Category Archives: Science

High Speed Video & Incorporating Sound!

High Speed Video Sound

Nick Moore the creator of the Youtube channel of the same name has done a primer video on the recording of audio along with high-speed video.  He goes into some detail about the usability aspects and limitations of recording audiothat is usable. Interestingly it can also mean you are better off faking the audio in post production for a better effect especially if you want it for a movie or tv show that demands quality audio.

The frequencies needed and data capture rate matter a lot in slow motion audio recording.  In the end, it is a balancing act of what can be heard by the human ear and what you can exploit on reasonable time frames. It is much easier for example to record audio up to 240fps but it becomes increasingly less usable the higher the frame rate goes. At 1000fps you probably will not have anything worth keeping.[...] → Continue Reading Full Post ←

Solar Eclipse Slow Motion Recording?

We have received quite a few messages about how to shoot the solar eclipse next Monday, August 21st 2017 in slow motion.  After all the more frames you capture, the more temporal detail that will be preserved but there is a threshold when diminishing returns from shooting high fps take a toll on image quality, dynamic range and color accuracy.

In short, the rule of shooting the total solar eclipse at high speed will be based on timing on one hand and detail retention on the other. We have found in our research that you really do not need more than 120fps in order to get a great solar corona snapshot with enough detail and variance.  24 and 30fps regular frame rates are also good and perfectly acceptable.[...] → Continue Reading Full Post ←

Rumor Mill & Rocket Slow-Mo Videos!

Rumor Mill Rocket Slow-Mo

If you ever wanted to see slow motion footage of the Apollo 13 Saturn V rocket on liftoff here is your chance. The video uploaded about 5 years ago by  Spacecraft Films an aerospace related footage company that has some of the most compelling video on the subject. See http://www.spacecraftfilms.com/blog/ for more information on their footage and usage rights.

[...] → Continue Reading Full Post ←

Hummingbird Science Hi Speed on Nat Geo!

Hummingbird Science

The National Geographic Channel in conjunction with  Clark lab at US RiversideDudley lab at UC Berkeley,   have posted a video that shows the process of capturing hummingbirds in flight, feeding, and doing acrobatics all in glorious 4k at 2000fps.  It is probably the most scientifically worthy portrayal of hummingbirds in flight ever to be documented.
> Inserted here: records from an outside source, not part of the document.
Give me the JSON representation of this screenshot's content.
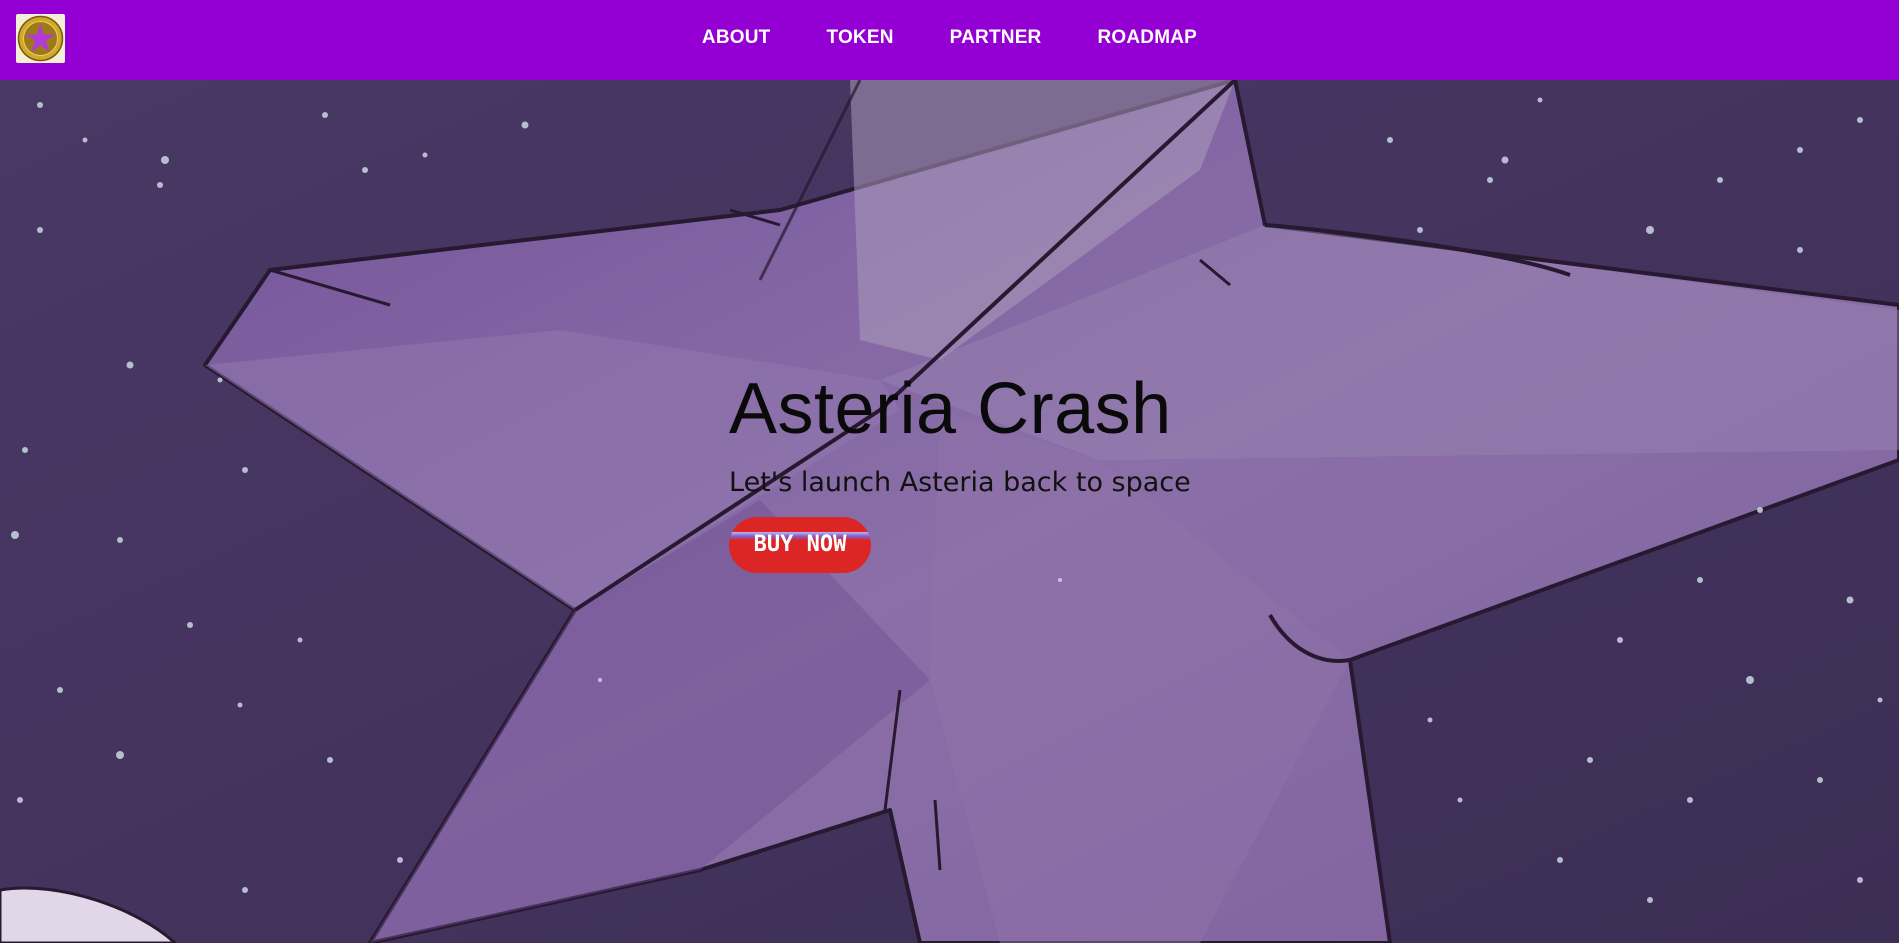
{
  "header": {
    "logo_icon": "star-coin-logo",
    "nav_items": [
      {
        "label": "ABOUT"
      },
      {
        "label": "TOKEN"
      },
      {
        "label": "PARTNER"
      },
      {
        "label": "ROADMAP"
      }
    ]
  },
  "hero": {
    "title": "Asteria Crash",
    "subtitle": "Let's launch Asteria back to space",
    "cta_label": "BUY NOW",
    "background": "starfish-in-space"
  },
  "colors": {
    "navbar": "#9400d3",
    "cta_button": "#dc2626",
    "space_bg": "#3d2a5c",
    "star_fill": "#8a6aa8"
  }
}
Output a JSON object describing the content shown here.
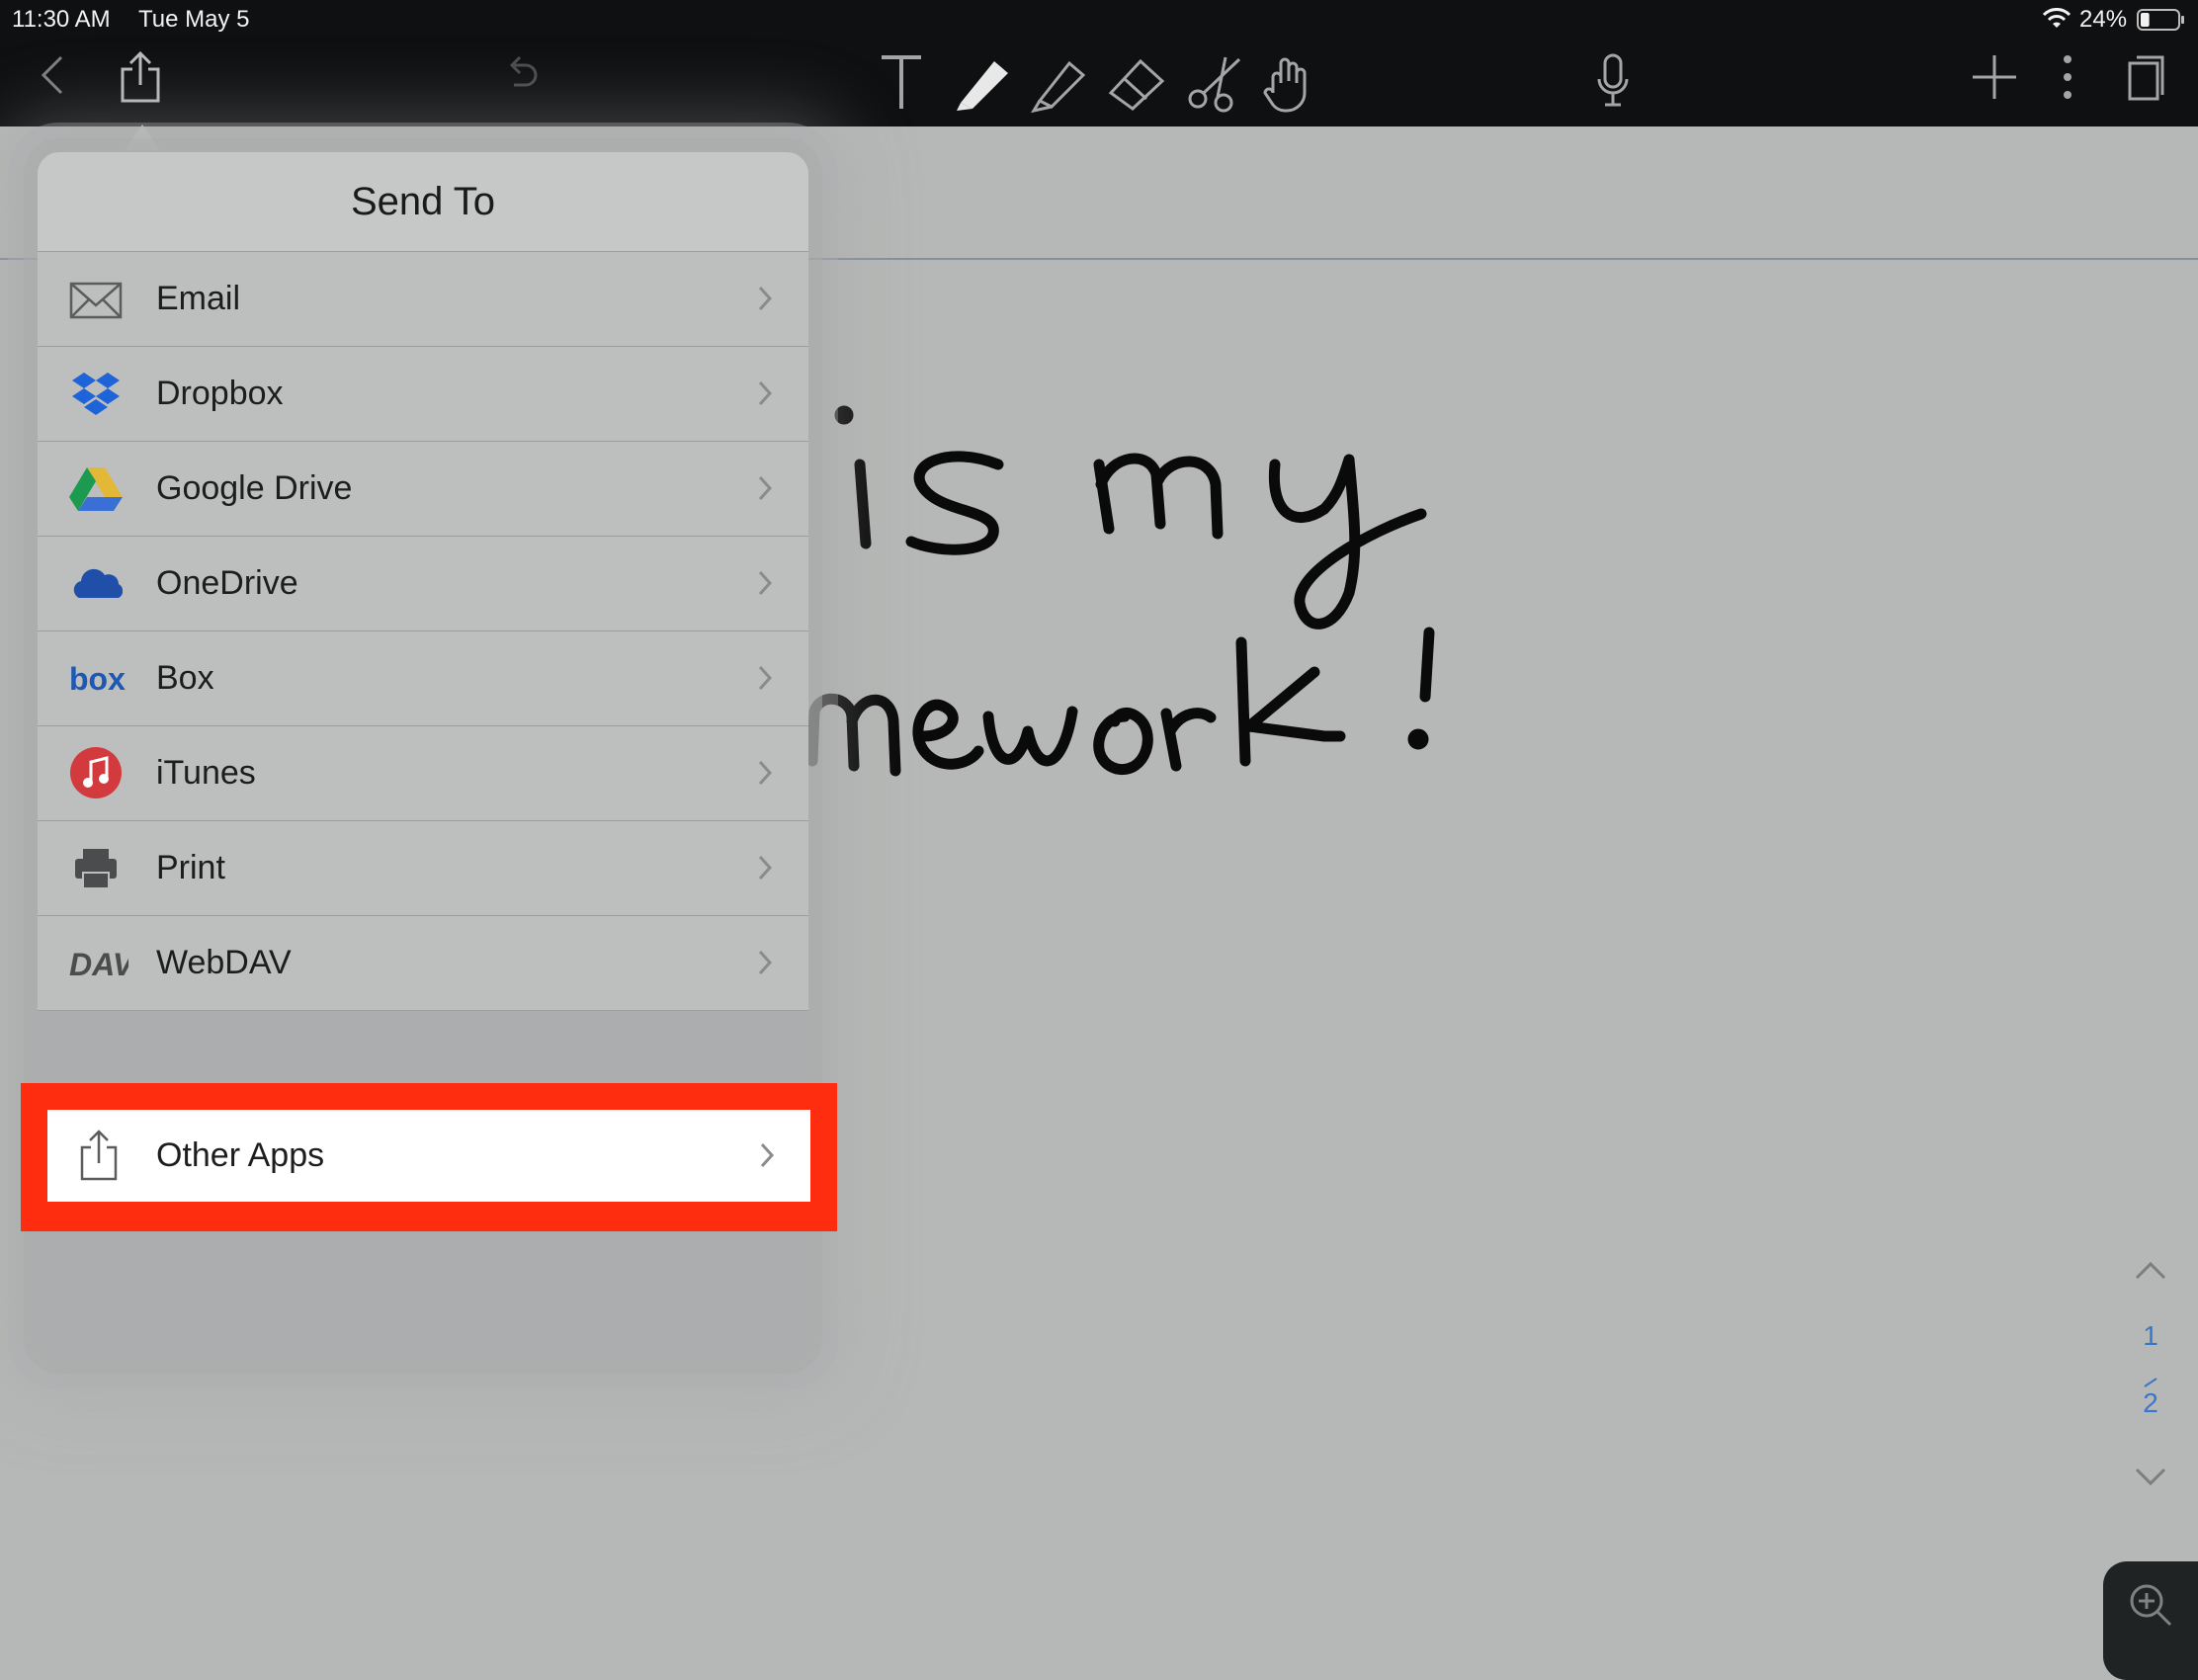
{
  "status_bar": {
    "time": "11:30 AM",
    "date": "Tue May 5",
    "battery_percent": "24%",
    "battery_level": 0.24
  },
  "toolbar": {
    "icons": [
      "back-icon",
      "share-icon",
      "undo-icon",
      "text-tool-icon",
      "pen-icon",
      "highlighter-icon",
      "eraser-icon",
      "scissors-icon",
      "hand-icon",
      "microphone-icon",
      "add-icon",
      "more-icon",
      "pages-icon"
    ]
  },
  "popover": {
    "title": "Send To",
    "items": [
      {
        "label": "Email",
        "icon": "email-icon"
      },
      {
        "label": "Dropbox",
        "icon": "dropbox-icon"
      },
      {
        "label": "Google Drive",
        "icon": "google-drive-icon"
      },
      {
        "label": "OneDrive",
        "icon": "onedrive-icon"
      },
      {
        "label": "Box",
        "icon": "box-icon"
      },
      {
        "label": "iTunes",
        "icon": "itunes-icon"
      },
      {
        "label": "Print",
        "icon": "print-icon"
      },
      {
        "label": "WebDAV",
        "icon": "webdav-icon"
      }
    ],
    "other_apps": {
      "label": "Other Apps",
      "icon": "share-icon"
    },
    "box_logo": "box",
    "webdav_logo": "DAV"
  },
  "page_nav": {
    "current": "1",
    "total": "2"
  },
  "colors": {
    "highlight": "#fe2d0f",
    "toolbar_bg": "#0e1011",
    "page_nav": "#3a76c8"
  }
}
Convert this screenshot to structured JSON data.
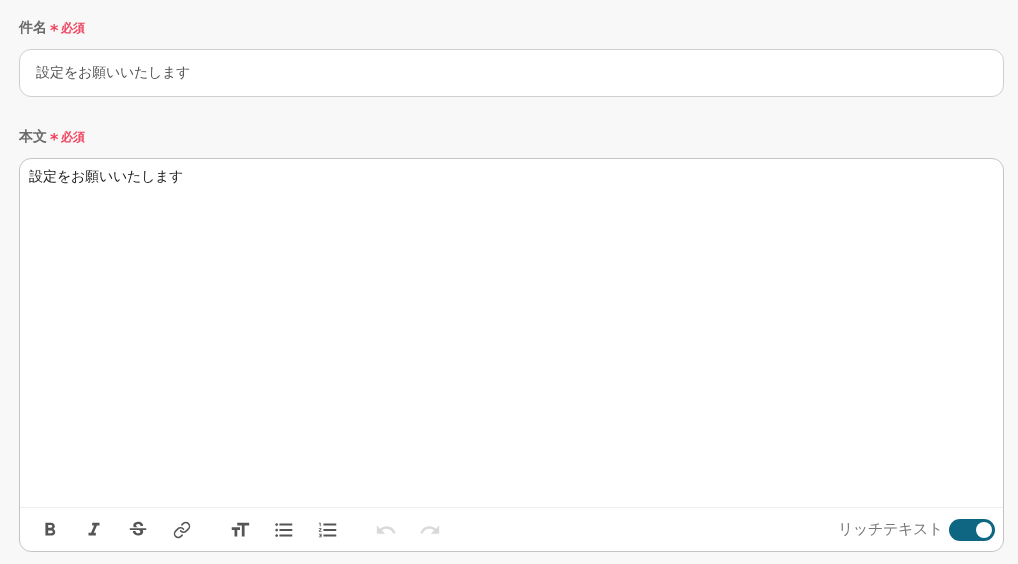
{
  "fields": [
    {
      "kind": "input",
      "label": "件名",
      "required_mark": "*",
      "required_text": "必須",
      "value": "設定をお願いいたします"
    },
    {
      "kind": "editor",
      "label": "本文",
      "required_mark": "*",
      "required_text": "必須",
      "value": "設定をお願いいたします",
      "toolbar": [
        {
          "kind": "bold",
          "disabled": false
        },
        {
          "kind": "italic",
          "disabled": false
        },
        {
          "kind": "strike",
          "disabled": false
        },
        {
          "kind": "link",
          "disabled": false
        },
        {
          "kind": "size",
          "disabled": false
        },
        {
          "kind": "bullets",
          "disabled": false
        },
        {
          "kind": "numbers",
          "disabled": false
        },
        {
          "kind": "undo",
          "disabled": true
        },
        {
          "kind": "redo",
          "disabled": true
        }
      ],
      "toggle": {
        "label": "リッチテキスト",
        "on": true
      }
    }
  ]
}
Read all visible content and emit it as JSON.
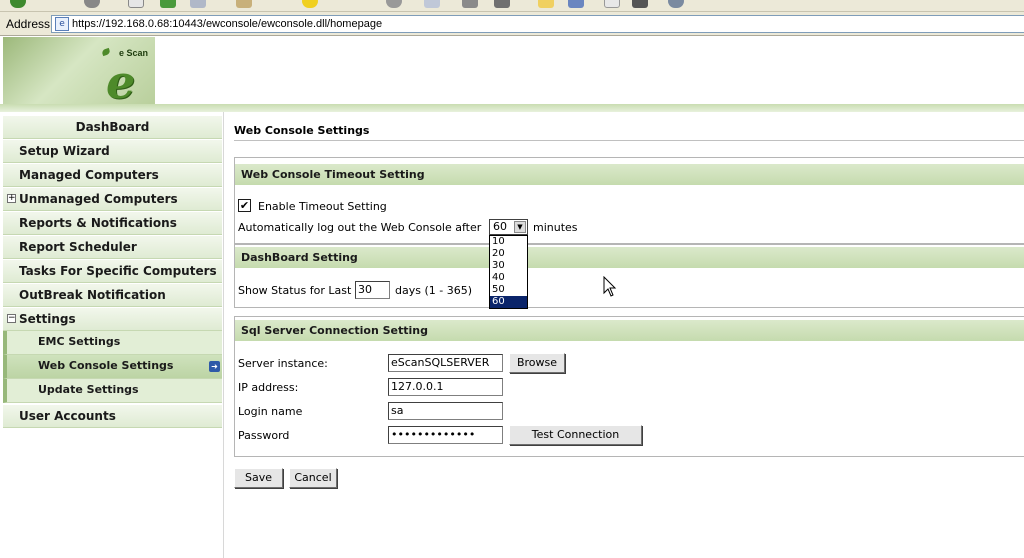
{
  "browser": {
    "address_label": "Address",
    "url": "https://192.168.0.68:10443/ewconsole/ewconsole.dll/homepage"
  },
  "brand": {
    "logo_text": "e Scan",
    "logo_letter": "e",
    "accent_color": "#c5dbae"
  },
  "sidebar": {
    "items": [
      {
        "label": "DashBoard"
      },
      {
        "label": "Setup Wizard"
      },
      {
        "label": "Managed Computers"
      },
      {
        "label": "Unmanaged Computers",
        "expander": "+"
      },
      {
        "label": "Reports & Notifications"
      },
      {
        "label": "Report Scheduler"
      },
      {
        "label": "Tasks For Specific Computers"
      },
      {
        "label": "OutBreak Notification"
      },
      {
        "label": "Settings",
        "expander": "−"
      },
      {
        "label": "EMC Settings"
      },
      {
        "label": "Web Console Settings",
        "icon": "arrow-right-icon",
        "active": true
      },
      {
        "label": "Update Settings"
      },
      {
        "label": "User Accounts"
      }
    ]
  },
  "main": {
    "title": "Web Console Settings",
    "timeout_section": {
      "heading": "Web Console Timeout Setting",
      "enable_label": "Enable Timeout Setting",
      "enabled": true,
      "logout_prefix": "Automatically log out the Web Console after",
      "logout_suffix": "minutes",
      "selected_minutes": "60",
      "options": [
        "10",
        "20",
        "30",
        "40",
        "50",
        "60"
      ]
    },
    "dashboard_section": {
      "heading": "DashBoard Setting",
      "status_label": "Show Status for Last",
      "status_days": "30",
      "status_suffix": "days (1 - 365)"
    },
    "sql_section": {
      "heading": "Sql Server Connection Setting",
      "server_label": "Server instance:",
      "server_value": "eScanSQLSERVER",
      "browse_label": "Browse",
      "ip_label": "IP address:",
      "ip_value": "127.0.0.1",
      "login_label": "Login name",
      "login_value": "sa",
      "password_label": "Password",
      "password_value": "•••••••••••••",
      "test_label": "Test Connection"
    },
    "save_label": "Save",
    "cancel_label": "Cancel"
  }
}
The intricacies of flight, hovering and coping with the environmental elements that hummingbirds have to fend off and how they accomplish it are now being deciphered with the help of 4k Phantom Flex cameras in great detail mainly shot by naturalist filmmaker Anand Varma.  This is all part of a recent National Geographic story on hummingbirds here![...] → Continue Reading Full Post ←

Slow Motion News & Footage July!

Slow Motion News

July is typically a slow month for hardware news but there are still several things happening on the slow motion front that deserves your attention. We have gathered a series of information and footage that is becoming viral with the help of slow motion imaging.

A fairly new Youtube Channel “9 Months old” is gaining momentum by filming a 60,000PSI water jet cutter slicing through all sorts of objects.  We are very impressed with the results of the Waterjet Channel and what they have been able to film in such a short time. They just broke 300k subscribers which is no easy feat.  We share their latest video and urge you to subscribe in order to support their endeavors.[...] → Continue Reading Full Post ←

Schlieren Imaging Slow Motion DIY!

Schlieren Imaging Slow Motion

Sometimes all it takes to embark on a new project is some unexpected inspiration.  On the Incredible Slow Motion video by Veritasium – Seeing the Invisible: Schlieren Imaging in SLOW MOTION we are not only inspired but awestruck by the results of this simple and doable at home scientific experiment.   The experiment allows a camera to visualize the vortexes of gases and temperature differences in the air which serve to create some very interesting scientific experiments and or artistic visualizations.

You will need a Concave Parabolic Mirror like the ones used in reflective Newtonian telescopes, “you may have one lying around from your stargazing days”,  you will also need a small light source like an LED flashlight or single diode and finally a razor blade or similar precise object to cut off the light to the camera on a plane.[...] → Continue Reading Full Post ←